The difference between EPR and EPDM can be seen through their different levels of heat resistance. EPR is a very similar synthetic elastomer to sheet EPDM and is used in many of the same applications, such as weatherstripping and thermal insulation. For instance, “EPDM is considered a valuable elastomer due to its useful chemical and physical properties; it is resistant to heat, oxidation, ozone, and the weather (owing to its stable, saturated backbone) …” (Wikipedia.org). This UV resistant elastomer is also a heat resistant material; however, EPR has a slightly higher tolerance to higher temperatures. EPR can withstand temperatures of up to 266 degrees Fahrenheit. Contrastingly, sheet EPDM has a slightly lower tolerance with a high temperature tolerance of up to 212 degrees Fahrenheit. Despite the difference in temperature resistance EPR and EPDM rolls are very similar synthetic elastomers. For example, “EPDM manufacture uses the same monomers as polyethylene and polypropylene, the ethylene and propylene monomers are randomly combined to yield a rubbery, stable polymer…A third, non-conjugated diene monomer can be terpolymerized in a controlled manner to maintain a saturated backbone structure ready for vulcanization or polymer modification” (Wikipedia.org). TPO, much like sheet EPDM, is also a UV resistant elastomer that is able to provide a long-lasting application in the outdoors without worry of damage.
What is the Difference Between EPDM and FKM?
EPDM and FKM differ in the sense that one is a synthetic elastomer whereas the other is a fluoroelastomer. Each UV resistant elastomer are highly durable materials that have the ability to withstand damaging environmental factors and industrial chemicals. FKM, also known as fluoroelastomers, fluorocarbons, or Viton, are highly resilient materials that are resistant to aging, ozone, UV rays, oils, heat, and caustic chemical solvents. Sheet EPDM is also very resistant to most chemical solvents, UV rays, ozone, and heat, but it is not resistant to oils or gasoline like FKM. Fluoroelastomers are generally used in applications that are too abrasive for even synthetic elastomers. For instance, “Fluoroelastomers have excellent heat and flame resistance, and outstanding resistance to aging, ozone, oxidizers, oils, and many chemicals… [they are] only used when the components have to withstand especially harsh environments” (polymerdatabase.com). Although both elastomers are highly resistant to heat, FKM has a slightly broader operating temperature range. FKM has an operating temperature range of -5 to +445 degrees Fahrenheit whereas sheet EPDM has an operating temperature range of -40 to 212 degrees Fahrenheit (polymerdatabase.com). Despite these differences in properties, FKM and EPDM rolls are highly resilient materials that retain high tensile strengths and low compressions sets, giving them a high degrees of tear resistance under extreme stress allowing them to be excellent outdoor rubber materials.

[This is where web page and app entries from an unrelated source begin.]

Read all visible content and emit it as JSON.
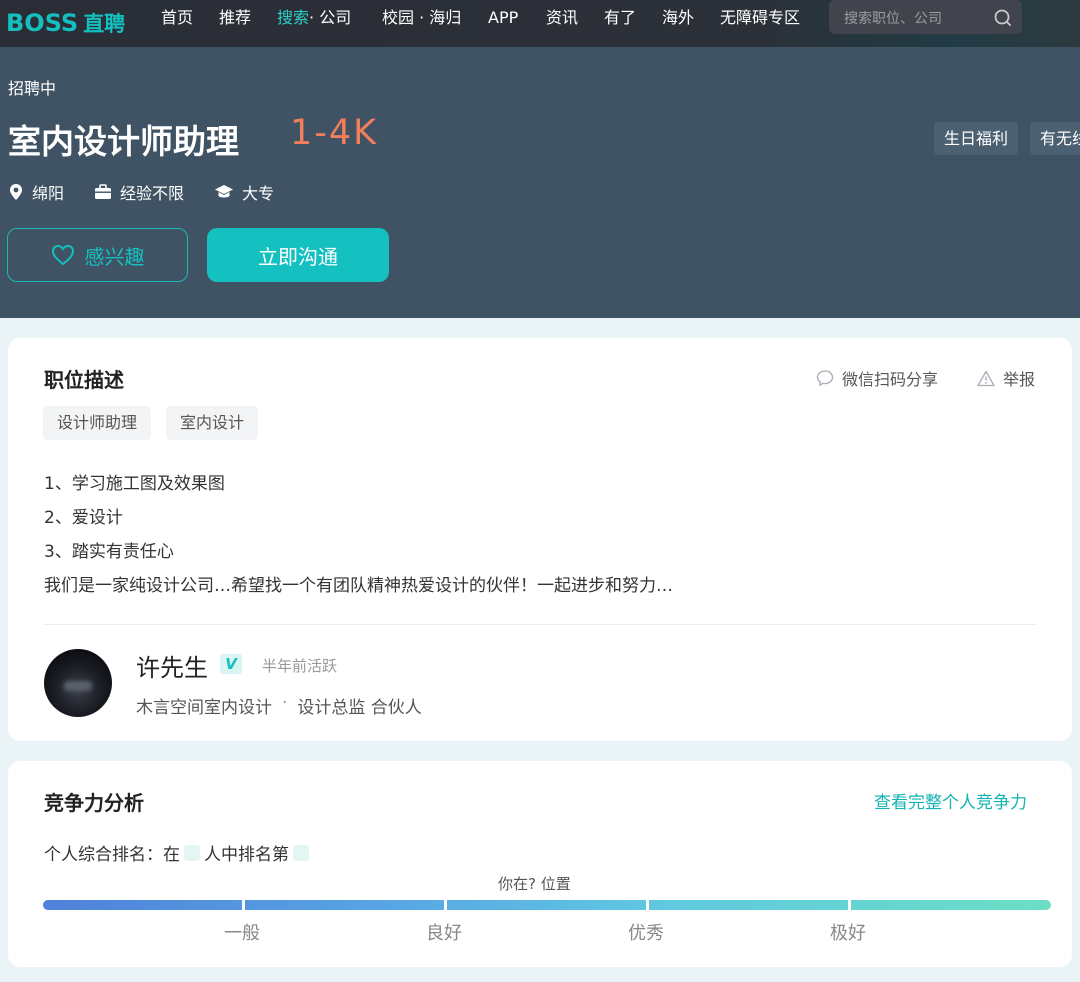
{
  "nav": {
    "logo_main": "BOSS",
    "logo_sub": "直聘",
    "items": [
      "首页",
      "推荐",
      "搜索",
      "· 公司",
      "校园 · 海归",
      "APP",
      "资讯",
      "有了",
      "海外",
      "无障碍专区"
    ],
    "search_placeholder": "搜索职位、公司"
  },
  "job": {
    "status": "招聘中",
    "title": "室内设计师助理",
    "salary": "1-4K",
    "benefits": [
      "生日福利",
      "有无线"
    ],
    "location": "绵阳",
    "experience": "经验不限",
    "education": "大专",
    "like_label": "感兴趣",
    "chat_label": "立即沟通"
  },
  "description": {
    "heading": "职位描述",
    "share_label": "微信扫码分享",
    "report_label": "举报",
    "tags": [
      "设计师助理",
      "室内设计"
    ],
    "lines": [
      "1、学习施工图及效果图",
      "2、爱设计",
      "3、踏实有责任心",
      "我们是一家纯设计公司…希望找一个有团队精神热爱设计的伙伴！一起进步和努力…"
    ]
  },
  "recruiter": {
    "name": "许先生",
    "verified_badge": "V",
    "activity": "半年前活跃",
    "company": "木言空间室内设计",
    "separator": "·",
    "role": "设计总监 合伙人"
  },
  "competitiveness": {
    "heading": "竞争力分析",
    "view_full_label": "查看完整个人竞争力",
    "rank_prefix": "个人综合排名：在",
    "rank_middle": "人中排名第",
    "position_label": "你在? 位置",
    "levels": [
      "一般",
      "良好",
      "优秀",
      "极好"
    ]
  },
  "colors": {
    "accent": "#14bfbf",
    "salary": "#f47e5c",
    "hero_bg": "#3f5364",
    "nav_bg": "#2a2d35"
  }
}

Sheet EPDM and TPO are highly weatherproof materials that are both commonly used for roofing applications. Although they have similar environmental resistance properties, TPO differs from sheet EPDM. For instance, TPO is considered a fluoroelastomer, which are resilient elastomers that are used in abrasive applications synthetic rubber cannot withstand. Due to these resilient properties, TPO is often used for roofing applications or for producing extruded or molded products. On the other hand, sheet EPDM is known for being the superior outdoor rubber material and is generally used in the production of industrial or outdoor rubber parts, such as seals and gaskets. Overall, TPO and EPDM products are resilient and long-lasting materials that will offer durable applications in outdoor settings.